We left Nosy Anambo with its derelict lighthouse and set course for the island of Nosy Mitsio. The wind was not in our favour and by middle afternoon we had made it to Nosy Fisaka.
The fishing, however, was very good and we caught one large and one medium size wahoo. Needless to say, we had fresh fried fish for lunch with a sashimi aperitif.
Nosy Fisaka, the basalt outcrop proved to be a very interesting place. There were some locals fishing and smoking the fish. Two other visiting boats left shortly after we arrived. We were somewhat apprehensive, until we realised that the locals were not interested in our doings.
The night was not with out fun, though. At about ten we discovered that the dinghy was lost. Our crew had gone ashore to explore and had tied the dinghy to the aft rail. However, the dinghy was now gone and we were facing a long trip without a means to go ashore.
Not something to sneeze at.
We went to bed with heavy hearts, sleeping intermittently. We were all worried about burglars. Our fears proved to be unfounded, though. Just after sunrise we spotted the dinghy high and dry on the rocks.
So much for not paying attention to knots! Of course, the crew now had to swim ashore some hundred and fifty meters, retrieve the dinghy over some fearsomely sharp rocks and then paddle back to the boat against the wind.
I am sure there were some choice words spoken, not for our ears.
With lifted spirits we had breakfast and set out for the island of Tsara Bajina, just to the north of Nosy Mitsio. The countryside here still looks like something out of a sci-fi movie set. Perhaps a scene from Riven, the computer game of old.
Little basalt rock outcrops stick out all over the ocean. Most have cliffs into the sea with no landing spots at all. Definitely uninhabitable.
But then some are not so big and have a small beach attached, you might say. Papaja trees, mango trees and the odd baobab tree groe on these. Some also have knee -high grass, much like you would find in the African Savannah. And the coral is just something else.
Here you have little influence from the western world. Very few people come to visitthese shores, although there are signs that this is changing. There is a hotel on Tsara Bajina. A very small one. The staff lives in palm-thatch huts a few hundred meters away in one of the most picturesque spots in the world, never mind the island. It would be one of my favourite out of the way places. Probably as far from real civilisation as one could get. With a beautiful beach of coral sand and powdered shells.
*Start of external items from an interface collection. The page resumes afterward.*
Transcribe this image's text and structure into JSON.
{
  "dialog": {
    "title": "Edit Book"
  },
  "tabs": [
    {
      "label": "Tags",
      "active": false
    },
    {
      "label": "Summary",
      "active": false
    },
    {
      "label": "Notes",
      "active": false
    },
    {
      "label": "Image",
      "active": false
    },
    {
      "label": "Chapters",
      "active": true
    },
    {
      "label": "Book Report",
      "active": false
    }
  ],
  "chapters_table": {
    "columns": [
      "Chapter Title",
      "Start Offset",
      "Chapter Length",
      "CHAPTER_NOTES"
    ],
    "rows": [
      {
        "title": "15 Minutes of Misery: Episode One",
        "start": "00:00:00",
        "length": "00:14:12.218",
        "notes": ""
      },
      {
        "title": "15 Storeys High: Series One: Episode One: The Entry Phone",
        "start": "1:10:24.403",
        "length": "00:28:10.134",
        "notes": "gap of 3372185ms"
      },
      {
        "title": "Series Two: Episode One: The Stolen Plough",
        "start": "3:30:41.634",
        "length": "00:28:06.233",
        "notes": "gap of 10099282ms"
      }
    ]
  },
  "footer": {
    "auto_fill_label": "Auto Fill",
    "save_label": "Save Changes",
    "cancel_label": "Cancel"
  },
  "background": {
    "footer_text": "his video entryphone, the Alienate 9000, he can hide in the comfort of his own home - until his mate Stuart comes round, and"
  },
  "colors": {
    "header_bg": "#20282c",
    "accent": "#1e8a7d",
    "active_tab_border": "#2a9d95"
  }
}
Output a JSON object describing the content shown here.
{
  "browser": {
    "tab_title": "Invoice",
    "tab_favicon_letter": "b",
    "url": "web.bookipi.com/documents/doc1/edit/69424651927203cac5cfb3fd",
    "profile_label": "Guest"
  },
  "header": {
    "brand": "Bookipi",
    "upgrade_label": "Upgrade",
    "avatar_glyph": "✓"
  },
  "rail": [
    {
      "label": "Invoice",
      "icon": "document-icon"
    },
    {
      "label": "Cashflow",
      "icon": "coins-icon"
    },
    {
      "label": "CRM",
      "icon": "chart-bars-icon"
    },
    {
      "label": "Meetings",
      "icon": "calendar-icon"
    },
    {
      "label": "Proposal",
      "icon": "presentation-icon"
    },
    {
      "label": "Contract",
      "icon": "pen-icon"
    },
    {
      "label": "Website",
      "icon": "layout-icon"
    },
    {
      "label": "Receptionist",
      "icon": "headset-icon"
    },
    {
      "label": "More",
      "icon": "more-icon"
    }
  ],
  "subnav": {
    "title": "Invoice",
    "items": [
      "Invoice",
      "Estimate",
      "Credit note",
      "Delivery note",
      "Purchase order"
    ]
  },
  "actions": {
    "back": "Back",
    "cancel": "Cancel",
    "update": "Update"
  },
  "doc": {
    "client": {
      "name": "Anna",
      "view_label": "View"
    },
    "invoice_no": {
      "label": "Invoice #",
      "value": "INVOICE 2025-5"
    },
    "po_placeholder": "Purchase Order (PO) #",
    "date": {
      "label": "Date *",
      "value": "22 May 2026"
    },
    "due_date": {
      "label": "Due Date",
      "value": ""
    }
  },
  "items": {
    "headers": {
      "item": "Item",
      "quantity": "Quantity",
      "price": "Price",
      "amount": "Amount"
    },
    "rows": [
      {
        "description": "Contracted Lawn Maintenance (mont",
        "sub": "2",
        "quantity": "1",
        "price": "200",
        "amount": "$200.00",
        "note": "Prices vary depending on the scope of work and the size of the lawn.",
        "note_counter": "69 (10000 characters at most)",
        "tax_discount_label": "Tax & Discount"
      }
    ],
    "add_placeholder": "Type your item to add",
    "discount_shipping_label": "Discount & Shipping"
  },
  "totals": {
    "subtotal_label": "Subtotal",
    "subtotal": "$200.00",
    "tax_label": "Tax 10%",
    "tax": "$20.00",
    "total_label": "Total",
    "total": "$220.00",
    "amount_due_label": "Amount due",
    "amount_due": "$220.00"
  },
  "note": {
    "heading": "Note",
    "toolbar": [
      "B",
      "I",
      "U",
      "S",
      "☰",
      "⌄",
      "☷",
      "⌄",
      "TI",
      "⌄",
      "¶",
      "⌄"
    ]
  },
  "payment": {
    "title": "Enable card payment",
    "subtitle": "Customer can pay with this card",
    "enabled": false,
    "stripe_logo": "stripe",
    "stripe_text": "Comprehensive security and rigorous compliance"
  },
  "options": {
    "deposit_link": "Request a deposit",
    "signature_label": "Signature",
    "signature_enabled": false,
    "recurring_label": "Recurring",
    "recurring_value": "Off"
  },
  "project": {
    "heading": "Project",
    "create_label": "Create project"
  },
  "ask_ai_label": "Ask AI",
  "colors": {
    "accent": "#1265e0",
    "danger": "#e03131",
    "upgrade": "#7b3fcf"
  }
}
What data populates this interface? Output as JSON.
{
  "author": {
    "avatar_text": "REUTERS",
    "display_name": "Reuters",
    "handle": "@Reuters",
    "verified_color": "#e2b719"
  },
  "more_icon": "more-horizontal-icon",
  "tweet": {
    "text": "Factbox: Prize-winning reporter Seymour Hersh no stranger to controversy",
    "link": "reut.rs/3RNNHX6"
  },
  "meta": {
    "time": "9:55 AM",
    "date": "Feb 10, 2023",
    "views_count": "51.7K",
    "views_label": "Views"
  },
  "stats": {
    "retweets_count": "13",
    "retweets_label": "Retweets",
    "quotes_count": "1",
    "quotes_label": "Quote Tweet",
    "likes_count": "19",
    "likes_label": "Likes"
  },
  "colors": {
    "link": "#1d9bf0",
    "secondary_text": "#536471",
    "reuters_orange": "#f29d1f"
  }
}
I shudder to think about the logistics of getting here other than by cruising here. I suspect they have a regular ferry to and from Nosy Be. Still, a wonderful out of way place with no tourists other than the few hotel guests.
Another place lost in time that we just found.
The main island of Madagascar is only just visible through the haze, a high mountainous country far to the east of us. Our world has now shrunk so much, the main island feels like the mainland!
Our diet has now changed to a variety of fresh fish, potatoes and the odd salad. We have now consumed all our cabbage and would need to replenish our vegetable stock. That we can do easily at Nosy Komba, our next stop.
We went snorkelling after dropping anchor in the lee of the island. For lunch we had one of the Hungry Sailor's standard pasta salad lunches. I used a can of “luncheon ham” that I found in the pantry. This complemented the pasta, cabbage, oniond carrots and cucumber. I topped this off with some feta cheese I found in the refigerator and two or three table spoons of chopped olives. This went down very well after the snorkelling.
Tonight we shall have a braai. Very South African we all love a braai. And we have some pork belly from the Seychelles just for such a feast. This should go well with the sweet potatoes we have in the pantry. I need to think a bit on what else. Perhaps we shall just have this.
Our cruising pattern does not lend itself to disciplined eating! It's OK, tomorrow we shall be able to get more veggies, then we are set again.
This cruising sea gypsey life grows on you once you give the first steps...
Authored by Johan Zietsman
Last updated on 2014-06-22